-------- Data extracts --------

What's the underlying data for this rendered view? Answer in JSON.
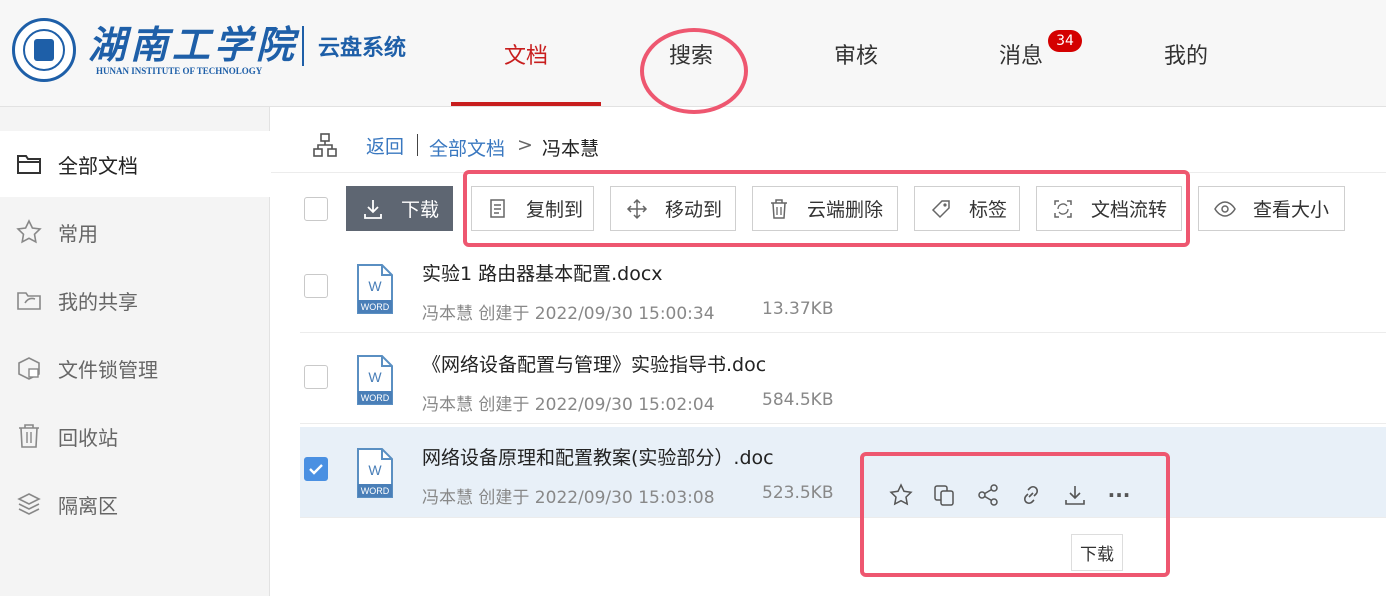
{
  "header": {
    "logo_cn": "湖南工学院",
    "logo_en": "HUNAN INSTITUTE OF TECHNOLOGY",
    "system_name": "云盘系统",
    "tabs": [
      {
        "label": "文档",
        "active": true
      },
      {
        "label": "搜索",
        "active": false
      },
      {
        "label": "审核",
        "active": false
      },
      {
        "label": "消息",
        "active": false,
        "badge": "34"
      },
      {
        "label": "我的",
        "active": false
      }
    ]
  },
  "sidebar": {
    "items": [
      {
        "label": "全部文档",
        "icon": "folder-icon",
        "active": true
      },
      {
        "label": "常用",
        "icon": "star-icon",
        "active": false
      },
      {
        "label": "我的共享",
        "icon": "share-folder-icon",
        "active": false
      },
      {
        "label": "文件锁管理",
        "icon": "lock-box-icon",
        "active": false
      },
      {
        "label": "回收站",
        "icon": "trash-icon",
        "active": false
      },
      {
        "label": "隔离区",
        "icon": "layers-icon",
        "active": false
      }
    ]
  },
  "breadcrumb": {
    "back": "返回",
    "all": "全部文档",
    "separator": ">",
    "current": "冯本慧"
  },
  "toolbar": {
    "download": "下载",
    "copy_to": "复制到",
    "move_to": "移动到",
    "cloud_delete": "云端删除",
    "tag": "标签",
    "doc_flow": "文档流转",
    "view_size": "查看大小"
  },
  "files": [
    {
      "name": "实验1 路由器基本配置.docx",
      "meta": "冯本慧 创建于 2022/09/30 15:00:34",
      "size": "13.37KB",
      "selected": false,
      "type_label": "WORD",
      "type_letter": "W"
    },
    {
      "name": "《网络设备配置与管理》实验指导书.doc",
      "meta": "冯本慧 创建于 2022/09/30 15:02:04",
      "size": "584.5KB",
      "selected": false,
      "type_label": "WORD",
      "type_letter": "W"
    },
    {
      "name": "网络设备原理和配置教案(实验部分）.doc",
      "meta": "冯本慧 创建于 2022/09/30 15:03:08",
      "size": "523.5KB",
      "selected": true,
      "type_label": "WORD",
      "type_letter": "W"
    }
  ],
  "row_actions": {
    "icons": [
      "star-icon",
      "copy-icon",
      "share-icon",
      "link-icon",
      "download-icon",
      "more-icon"
    ],
    "more_glyph": "···",
    "tooltip": "下载"
  },
  "colors": {
    "accent_red": "#c81e1e",
    "logo_blue": "#1e5fa8",
    "link_blue": "#3a78c0",
    "highlight": "#ee5770",
    "selected_row": "#e8f0f8"
  }
}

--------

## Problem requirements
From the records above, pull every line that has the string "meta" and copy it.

## Exercise output
      "meta": "冯本慧 创建于 2022/09/30 15:00:34",
      "meta": "冯本慧 创建于 2022/09/30 15:02:04",
      "meta": "冯本慧 创建于 2022/09/30 15:03:08",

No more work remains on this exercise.